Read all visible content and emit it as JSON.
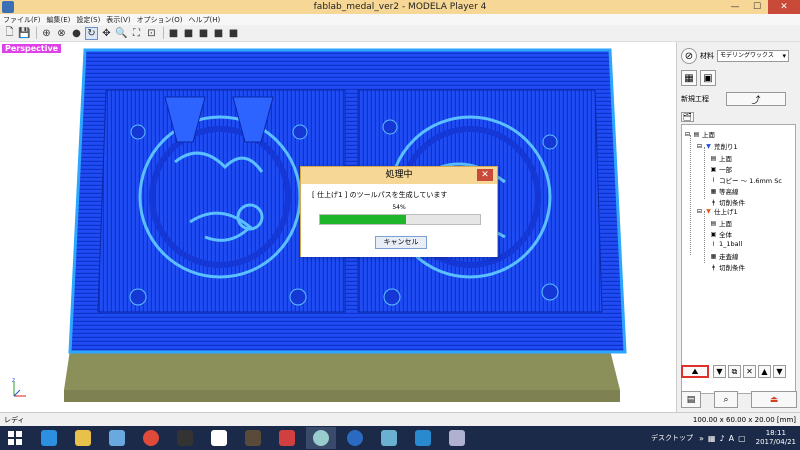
{
  "window": {
    "title": "fablab_medal_ver2 - MODELA Player 4",
    "min_label": "—",
    "max_label": "☐",
    "close_label": "✕"
  },
  "menu": [
    "ファイル(F)",
    "編集(E)",
    "設定(S)",
    "表示(V)",
    "オプション(O)",
    "ヘルプ(H)"
  ],
  "viewport": {
    "label": "Perspective",
    "axis_x": "x",
    "axis_y": "y",
    "axis_z": "z"
  },
  "dialog": {
    "title": "処理中",
    "message": "[ 仕上げ1 ] のツールパスを生成しています",
    "percent_text": "54%",
    "progress": 0.54,
    "cancel_label": "キャンセル",
    "close_label": "✕"
  },
  "panel": {
    "material_label": "材料",
    "material_value": "モデリングワックス",
    "new_process_label": "新規工程",
    "tree": [
      {
        "level": 0,
        "label": "上面"
      },
      {
        "level": 1,
        "label": "荒削り1"
      },
      {
        "level": 2,
        "label": "上面"
      },
      {
        "level": 2,
        "label": "一部"
      },
      {
        "level": 2,
        "label": "コピー ～ 1.6mm Sc"
      },
      {
        "level": 2,
        "label": "等高線"
      },
      {
        "level": 2,
        "label": "切削条件"
      },
      {
        "level": 1,
        "label": "仕上げ1"
      },
      {
        "level": 2,
        "label": "上面"
      },
      {
        "level": 2,
        "label": "全体"
      },
      {
        "level": 2,
        "label": "1_1ball"
      },
      {
        "level": 2,
        "label": "走査線"
      },
      {
        "level": 2,
        "label": "切削条件"
      }
    ]
  },
  "status": {
    "left": "レディ",
    "right": "100.00 x 60.00 x 20.00 [mm]"
  },
  "taskbar": {
    "desktop_label": "デスクトップ",
    "time": "18:11",
    "date": "2017/04/21"
  },
  "colors": {
    "model_blue": "#1a47f0",
    "base_olive": "#8b8f5a",
    "titlebar": "#f6d795",
    "progress_green": "#1fb52a",
    "highlight_red": "#e0302a"
  }
}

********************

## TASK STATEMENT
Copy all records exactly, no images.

## SOLUTION TO THIS TASK
Read all visible content and emit it as JSON.
{
  "window": {
    "title": "fablab_medal_ver2 - MODELA Player 4",
    "min_label": "—",
    "max_label": "☐",
    "close_label": "✕"
  },
  "menu": [
    "ファイル(F)",
    "編集(E)",
    "設定(S)",
    "表示(V)",
    "オプション(O)",
    "ヘルプ(H)"
  ],
  "viewport": {
    "label": "Perspective",
    "axis_x": "x",
    "axis_y": "y",
    "axis_z": "z"
  },
  "dialog": {
    "title": "処理中",
    "message": "[ 仕上げ1 ] のツールパスを生成しています",
    "percent_text": "54%",
    "progress": 0.54,
    "cancel_label": "キャンセル",
    "close_label": "✕"
  },
  "panel": {
    "material_label": "材料",
    "material_value": "モデリングワックス",
    "new_process_label": "新規工程",
    "tree": [
      {
        "level": 0,
        "label": "上面"
      },
      {
        "level": 1,
        "label": "荒削り1"
      },
      {
        "level": 2,
        "label": "上面"
      },
      {
        "level": 2,
        "label": "一部"
      },
      {
        "level": 2,
        "label": "コピー ～ 1.6mm Sc"
      },
      {
        "level": 2,
        "label": "等高線"
      },
      {
        "level": 2,
        "label": "切削条件"
      },
      {
        "level": 1,
        "label": "仕上げ1"
      },
      {
        "level": 2,
        "label": "上面"
      },
      {
        "level": 2,
        "label": "全体"
      },
      {
        "level": 2,
        "label": "1_1ball"
      },
      {
        "level": 2,
        "label": "走査線"
      },
      {
        "level": 2,
        "label": "切削条件"
      }
    ]
  },
  "status": {
    "left": "レディ",
    "right": "100.00 x 60.00 x 20.00 [mm]"
  },
  "taskbar": {
    "desktop_label": "デスクトップ",
    "time": "18:11",
    "date": "2017/04/21"
  },
  "colors": {
    "model_blue": "#1a47f0",
    "base_olive": "#8b8f5a",
    "titlebar": "#f6d795",
    "progress_green": "#1fb52a",
    "highlight_red": "#e0302a"
  }
}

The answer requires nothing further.